The answer should be a single number: how many lines in the material contain "Flash".

☆ ☆ ☆ ☆

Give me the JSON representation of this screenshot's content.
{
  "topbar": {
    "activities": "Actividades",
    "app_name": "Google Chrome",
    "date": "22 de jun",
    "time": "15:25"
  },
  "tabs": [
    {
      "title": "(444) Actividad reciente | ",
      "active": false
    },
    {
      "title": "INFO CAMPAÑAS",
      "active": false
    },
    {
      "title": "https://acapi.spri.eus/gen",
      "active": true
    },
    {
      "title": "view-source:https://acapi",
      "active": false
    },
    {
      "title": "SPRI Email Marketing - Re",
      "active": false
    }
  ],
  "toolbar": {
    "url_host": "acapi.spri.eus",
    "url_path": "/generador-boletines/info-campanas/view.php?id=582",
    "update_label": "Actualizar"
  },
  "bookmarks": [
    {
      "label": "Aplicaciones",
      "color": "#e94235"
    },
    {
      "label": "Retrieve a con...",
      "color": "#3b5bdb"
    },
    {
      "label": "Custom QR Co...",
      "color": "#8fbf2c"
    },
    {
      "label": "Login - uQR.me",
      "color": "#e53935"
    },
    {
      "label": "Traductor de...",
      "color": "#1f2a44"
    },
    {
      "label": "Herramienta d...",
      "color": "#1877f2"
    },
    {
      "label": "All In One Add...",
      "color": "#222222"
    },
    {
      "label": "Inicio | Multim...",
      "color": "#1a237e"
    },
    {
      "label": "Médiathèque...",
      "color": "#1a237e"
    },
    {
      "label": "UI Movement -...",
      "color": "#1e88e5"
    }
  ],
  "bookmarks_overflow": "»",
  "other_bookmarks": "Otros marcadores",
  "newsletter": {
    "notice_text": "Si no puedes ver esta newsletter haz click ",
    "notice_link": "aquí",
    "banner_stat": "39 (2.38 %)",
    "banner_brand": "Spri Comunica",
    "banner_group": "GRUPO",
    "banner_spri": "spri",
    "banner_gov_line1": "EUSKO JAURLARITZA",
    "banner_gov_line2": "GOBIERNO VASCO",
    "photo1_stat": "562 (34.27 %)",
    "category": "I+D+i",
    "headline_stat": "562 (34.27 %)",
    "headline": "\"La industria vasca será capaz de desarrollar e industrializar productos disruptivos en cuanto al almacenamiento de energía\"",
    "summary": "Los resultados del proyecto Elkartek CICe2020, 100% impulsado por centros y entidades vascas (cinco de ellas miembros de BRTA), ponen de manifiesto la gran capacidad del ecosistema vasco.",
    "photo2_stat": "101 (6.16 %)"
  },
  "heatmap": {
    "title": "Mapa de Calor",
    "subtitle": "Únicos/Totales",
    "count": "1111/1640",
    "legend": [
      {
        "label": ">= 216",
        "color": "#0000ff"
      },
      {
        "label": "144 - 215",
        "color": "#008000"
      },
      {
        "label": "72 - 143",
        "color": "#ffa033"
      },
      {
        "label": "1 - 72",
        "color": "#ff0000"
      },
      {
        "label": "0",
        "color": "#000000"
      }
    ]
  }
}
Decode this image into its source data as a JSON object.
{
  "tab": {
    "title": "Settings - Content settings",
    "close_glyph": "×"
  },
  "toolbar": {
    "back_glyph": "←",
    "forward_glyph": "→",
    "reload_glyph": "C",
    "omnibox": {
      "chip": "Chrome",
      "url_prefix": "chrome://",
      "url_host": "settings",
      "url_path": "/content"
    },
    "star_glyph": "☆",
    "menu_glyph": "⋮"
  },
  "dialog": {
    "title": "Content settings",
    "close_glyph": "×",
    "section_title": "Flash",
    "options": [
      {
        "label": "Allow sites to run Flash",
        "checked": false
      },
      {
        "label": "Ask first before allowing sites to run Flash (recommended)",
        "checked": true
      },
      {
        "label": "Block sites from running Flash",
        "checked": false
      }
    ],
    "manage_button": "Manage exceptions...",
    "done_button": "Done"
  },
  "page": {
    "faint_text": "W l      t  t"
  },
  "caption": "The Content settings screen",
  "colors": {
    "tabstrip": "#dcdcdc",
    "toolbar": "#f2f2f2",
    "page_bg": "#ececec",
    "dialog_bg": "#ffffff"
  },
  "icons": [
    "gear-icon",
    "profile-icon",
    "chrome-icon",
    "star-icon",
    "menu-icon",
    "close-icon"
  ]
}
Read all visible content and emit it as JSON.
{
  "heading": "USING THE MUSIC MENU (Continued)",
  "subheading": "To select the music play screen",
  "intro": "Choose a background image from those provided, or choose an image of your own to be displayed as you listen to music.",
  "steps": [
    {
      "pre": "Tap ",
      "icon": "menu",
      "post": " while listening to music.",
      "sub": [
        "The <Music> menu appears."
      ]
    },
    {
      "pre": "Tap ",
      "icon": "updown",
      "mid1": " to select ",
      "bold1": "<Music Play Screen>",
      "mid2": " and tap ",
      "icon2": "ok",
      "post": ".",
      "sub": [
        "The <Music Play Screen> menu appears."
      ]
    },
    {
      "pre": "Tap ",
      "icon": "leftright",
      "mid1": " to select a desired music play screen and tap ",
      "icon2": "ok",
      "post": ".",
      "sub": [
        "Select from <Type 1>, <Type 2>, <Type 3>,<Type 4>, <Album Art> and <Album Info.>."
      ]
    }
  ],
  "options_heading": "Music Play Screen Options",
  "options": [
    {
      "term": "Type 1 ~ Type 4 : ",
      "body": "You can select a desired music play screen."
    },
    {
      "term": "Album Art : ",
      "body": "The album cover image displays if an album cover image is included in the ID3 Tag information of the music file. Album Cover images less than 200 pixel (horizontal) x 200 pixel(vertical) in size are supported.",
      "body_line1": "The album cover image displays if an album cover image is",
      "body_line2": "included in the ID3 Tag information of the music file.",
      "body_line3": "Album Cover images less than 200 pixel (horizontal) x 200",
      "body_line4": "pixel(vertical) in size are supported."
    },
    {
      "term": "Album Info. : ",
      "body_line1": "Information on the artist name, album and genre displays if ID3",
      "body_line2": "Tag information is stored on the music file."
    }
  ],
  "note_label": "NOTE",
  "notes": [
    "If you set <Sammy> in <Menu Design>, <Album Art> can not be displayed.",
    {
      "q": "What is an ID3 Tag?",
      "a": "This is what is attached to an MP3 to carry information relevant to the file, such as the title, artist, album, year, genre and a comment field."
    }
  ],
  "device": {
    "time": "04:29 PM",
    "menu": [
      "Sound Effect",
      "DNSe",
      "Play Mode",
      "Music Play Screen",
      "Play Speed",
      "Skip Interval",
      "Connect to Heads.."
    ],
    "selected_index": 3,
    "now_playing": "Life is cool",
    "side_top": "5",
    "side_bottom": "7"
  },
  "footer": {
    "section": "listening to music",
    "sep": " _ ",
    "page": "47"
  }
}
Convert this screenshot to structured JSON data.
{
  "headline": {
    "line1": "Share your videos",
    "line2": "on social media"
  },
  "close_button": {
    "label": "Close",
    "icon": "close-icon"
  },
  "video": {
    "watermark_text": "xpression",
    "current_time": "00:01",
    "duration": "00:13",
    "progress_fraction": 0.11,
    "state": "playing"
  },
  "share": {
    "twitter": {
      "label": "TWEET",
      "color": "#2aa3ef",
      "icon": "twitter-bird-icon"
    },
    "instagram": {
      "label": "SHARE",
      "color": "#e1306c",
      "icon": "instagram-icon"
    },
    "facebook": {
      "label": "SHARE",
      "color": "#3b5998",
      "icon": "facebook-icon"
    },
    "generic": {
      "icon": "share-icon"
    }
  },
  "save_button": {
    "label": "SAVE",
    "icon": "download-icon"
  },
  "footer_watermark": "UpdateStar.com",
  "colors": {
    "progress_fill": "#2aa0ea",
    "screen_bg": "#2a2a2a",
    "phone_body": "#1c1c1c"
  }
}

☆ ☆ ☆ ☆

> **Completed task**: 4